‘I fired the 23-mm cannon in a rear-quarter attack from below as the target passed ahead of me. I finally ceased fire about ten kilometres from the border. The enemy aircraft exploded and in the haze of the setting sun, three red-and-white parachutes blossomed,’ Kapitán F.M. Zinoviev, former MiG-19 pilot.
The Cold War had reached its closest point to be becoming World War III during the Cuban Missile Crisis of 1962 and although political tension had dissipated in the subsequent months, it still remained relatively high. The military forces on both sides remained on alert, ready to respond to any perceived threat. This was particularly the case on either side of the Inner German Border (IGB, between BDR and DDR). According to Michael Napier’s book In Cold War Skies, dawn on Mar. 10, 1964 heralded a foggy morning at Zerbst air base and although the fog lifted a little in the early afternoon, the visibility remained poor in thick industrial haze. Despite the poor weather, Kapitán V.G. Ivannikov, the senior pilot of the squadron, and Kapitán B. Sizov, of 35 IAP were holding QRA alert with responsibility for the southern sector of the DDR. At around 16:45hrs, a Douglas RB-66 Destroyer from the 10th TRW based at Toul-Rosière strayed into East German airspace, possibly as a result of a faulty compass. By unfortunate coincidence, however, it overflew a major Soviet army exercise that was taking place on the ground near Magdeburg. A MiG-19S flown by Kapitán F.M. Zinoviev from the Wittstock-based 33 IAP was airborne on a defensive patrol in the northern sector and it was immediately vectored towards the intruder. At the same time the Zerbst QRA flight was scrambled. As Ivannikov and Sizov climbed through the haze in full afterburner, Zinoviev had already intercepted the RB-66 and ordered the US aircraft to follow him. However, the RB-66 turned away from him onto a westerly heading and Zinoviev was instructed to engage it. He had just fired a burst from his cannons when the Zerbst-based aircraft arrived. Sizov engaged first, but did not receive authorisation to fire until he was too close, so he broke off and Ivannikov closed on the target.

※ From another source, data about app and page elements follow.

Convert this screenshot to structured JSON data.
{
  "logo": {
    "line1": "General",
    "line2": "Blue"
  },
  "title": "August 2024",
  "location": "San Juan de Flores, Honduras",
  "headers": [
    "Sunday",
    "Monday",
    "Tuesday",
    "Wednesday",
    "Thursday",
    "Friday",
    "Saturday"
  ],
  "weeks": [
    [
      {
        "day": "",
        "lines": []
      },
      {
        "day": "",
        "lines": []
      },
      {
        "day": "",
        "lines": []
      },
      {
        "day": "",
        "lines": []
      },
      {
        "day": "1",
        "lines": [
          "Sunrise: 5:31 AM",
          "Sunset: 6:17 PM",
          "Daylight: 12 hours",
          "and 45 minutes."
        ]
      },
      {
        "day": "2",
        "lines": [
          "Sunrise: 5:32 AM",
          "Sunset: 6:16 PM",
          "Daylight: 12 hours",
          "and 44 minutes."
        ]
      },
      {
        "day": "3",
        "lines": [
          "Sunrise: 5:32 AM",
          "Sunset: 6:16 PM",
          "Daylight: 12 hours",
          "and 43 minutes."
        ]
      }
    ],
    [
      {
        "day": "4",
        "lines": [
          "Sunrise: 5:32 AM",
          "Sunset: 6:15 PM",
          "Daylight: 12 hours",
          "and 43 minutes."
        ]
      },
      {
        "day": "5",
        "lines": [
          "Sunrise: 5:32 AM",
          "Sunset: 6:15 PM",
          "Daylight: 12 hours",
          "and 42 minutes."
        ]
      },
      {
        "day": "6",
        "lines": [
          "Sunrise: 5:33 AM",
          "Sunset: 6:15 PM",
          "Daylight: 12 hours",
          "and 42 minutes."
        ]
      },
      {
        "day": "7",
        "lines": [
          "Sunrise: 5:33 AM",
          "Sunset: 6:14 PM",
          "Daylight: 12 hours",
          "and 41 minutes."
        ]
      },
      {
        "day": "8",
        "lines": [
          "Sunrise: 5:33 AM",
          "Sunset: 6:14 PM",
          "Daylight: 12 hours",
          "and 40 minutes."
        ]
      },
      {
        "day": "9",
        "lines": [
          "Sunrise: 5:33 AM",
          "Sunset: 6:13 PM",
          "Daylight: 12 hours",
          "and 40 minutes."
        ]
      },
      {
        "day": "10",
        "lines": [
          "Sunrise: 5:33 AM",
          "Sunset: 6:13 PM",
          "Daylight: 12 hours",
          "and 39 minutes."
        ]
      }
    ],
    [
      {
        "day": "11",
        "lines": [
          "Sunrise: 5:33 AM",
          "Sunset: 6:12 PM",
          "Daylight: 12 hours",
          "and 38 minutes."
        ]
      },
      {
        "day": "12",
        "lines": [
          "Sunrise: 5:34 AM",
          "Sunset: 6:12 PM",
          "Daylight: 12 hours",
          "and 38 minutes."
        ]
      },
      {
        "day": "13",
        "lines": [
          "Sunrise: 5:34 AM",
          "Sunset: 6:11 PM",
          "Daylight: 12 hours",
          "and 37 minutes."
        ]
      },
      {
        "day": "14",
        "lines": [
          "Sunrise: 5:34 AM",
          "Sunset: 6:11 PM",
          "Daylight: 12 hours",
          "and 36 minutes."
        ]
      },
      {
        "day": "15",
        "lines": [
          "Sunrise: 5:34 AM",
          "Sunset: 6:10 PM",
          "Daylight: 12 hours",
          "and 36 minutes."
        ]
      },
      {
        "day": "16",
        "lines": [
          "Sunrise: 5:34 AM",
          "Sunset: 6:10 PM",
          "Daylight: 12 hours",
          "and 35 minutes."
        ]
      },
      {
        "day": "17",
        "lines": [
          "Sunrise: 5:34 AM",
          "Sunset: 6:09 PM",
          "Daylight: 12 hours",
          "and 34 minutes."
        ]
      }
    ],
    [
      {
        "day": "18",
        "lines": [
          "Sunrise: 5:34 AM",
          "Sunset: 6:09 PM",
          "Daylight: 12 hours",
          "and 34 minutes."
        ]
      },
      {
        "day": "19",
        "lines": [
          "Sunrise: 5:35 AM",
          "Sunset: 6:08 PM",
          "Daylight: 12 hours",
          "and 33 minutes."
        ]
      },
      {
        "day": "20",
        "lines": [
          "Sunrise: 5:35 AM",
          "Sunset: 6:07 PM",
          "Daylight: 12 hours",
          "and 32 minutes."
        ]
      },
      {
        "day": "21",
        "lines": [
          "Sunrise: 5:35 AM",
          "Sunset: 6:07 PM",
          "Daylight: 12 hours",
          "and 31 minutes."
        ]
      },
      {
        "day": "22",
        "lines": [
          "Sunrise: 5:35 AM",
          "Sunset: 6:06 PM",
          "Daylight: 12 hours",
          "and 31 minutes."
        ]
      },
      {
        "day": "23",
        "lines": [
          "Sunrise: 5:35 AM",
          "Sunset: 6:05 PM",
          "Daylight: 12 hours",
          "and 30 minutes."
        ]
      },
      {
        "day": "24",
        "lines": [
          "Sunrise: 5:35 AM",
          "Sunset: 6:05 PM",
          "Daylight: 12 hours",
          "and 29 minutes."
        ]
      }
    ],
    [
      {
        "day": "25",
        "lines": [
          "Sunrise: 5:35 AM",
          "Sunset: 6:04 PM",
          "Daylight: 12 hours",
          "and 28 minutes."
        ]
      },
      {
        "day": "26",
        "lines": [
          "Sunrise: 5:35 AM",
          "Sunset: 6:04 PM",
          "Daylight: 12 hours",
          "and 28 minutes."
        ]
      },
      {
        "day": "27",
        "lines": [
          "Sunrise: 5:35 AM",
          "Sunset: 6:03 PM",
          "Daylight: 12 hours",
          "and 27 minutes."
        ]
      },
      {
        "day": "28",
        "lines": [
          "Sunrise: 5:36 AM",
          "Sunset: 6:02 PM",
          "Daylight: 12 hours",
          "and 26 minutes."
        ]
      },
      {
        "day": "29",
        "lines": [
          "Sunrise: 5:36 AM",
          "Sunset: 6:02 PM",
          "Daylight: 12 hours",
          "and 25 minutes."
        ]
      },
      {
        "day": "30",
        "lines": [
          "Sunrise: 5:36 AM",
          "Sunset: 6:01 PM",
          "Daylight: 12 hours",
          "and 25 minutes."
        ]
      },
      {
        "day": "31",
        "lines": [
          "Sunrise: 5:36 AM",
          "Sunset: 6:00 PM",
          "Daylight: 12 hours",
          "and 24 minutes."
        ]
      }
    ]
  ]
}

‘I was on the runway in a matter of seconds. Visibility was half the runway length, so I could take off… and immediately the controller called: “717th, take off in afterburner!” In fact, the afterburner of the MiG-19 was rarely used on take-off. We usually took off in maximum dry power because if the afterburners did not light simultaneously, with the thrust of 3,250 kg on each engine and a take-off weight of 7,500 kg, the aircraft could easily swing out of control. I remember that the speed increased so quickly that the aircraft left the ground on its own… I had not even retracted the gear when I heard “Steer course 330, the target is hostile, arm your weapons.” I will not lie – I was quite apprehensive. Although Sizov took off after me, he was vectored onto the target first, when it reversed onto a westerly heading… After the attack by Kapitán Ivannikov the bandit slowed to about 200kts, descending to 4,000m altitude; it seems likely that this was due damage, but the aircraft remained intact and continued to fly to the west. We were a couple of dozen kilometres to the border when I heard the command to open fire and shoot down the intruder. The “RS” switch stood for “single salvo”. Only four S-5s came out and all of them hit the target, damaging the fuselage and the left engine. My instinct of self-preservation prevailed: a further rocket salvo would have been unsafe as the consequences would be unpredictable if all thirty-two RSs hit. Instead I fired the 23-mm cannon in a rear-quarter attack from below as the target passed ahead of me. I finally ceased fire about ten kilometres from the border. The enemy aircraft exploded and in the haze of the setting sun, three red-and-white parachutes blossomed. The earth was already quite dark. Visibility in the Zerbst region had now deteriorated below the minimum, so I was ordered to divert to the alternate airfield… on the landing run the Command Post warned me: “Beware, slow down, the right wheel is smoking.” In fact, it turned out to be a fuel vapour escaping through a hole in the right-hand drop tank, which looked like smoke. After I taxied into the disarming bay the engineer came up to me, called me to the right wing and pointed to a 15-centimeter fragment crushed into the pylon of the drop tank. With this trophy and the gun camera film cassette, I arrived at the Command Post and reported to the regiment about the results on the sortie. From launching to the end of the engagement, the whole flight had lasted no more than 5 to 7 minutes.’
In Cold War Skies is published by Osprey Publishing and is available to order here.
Photo credit: U.S. Air Force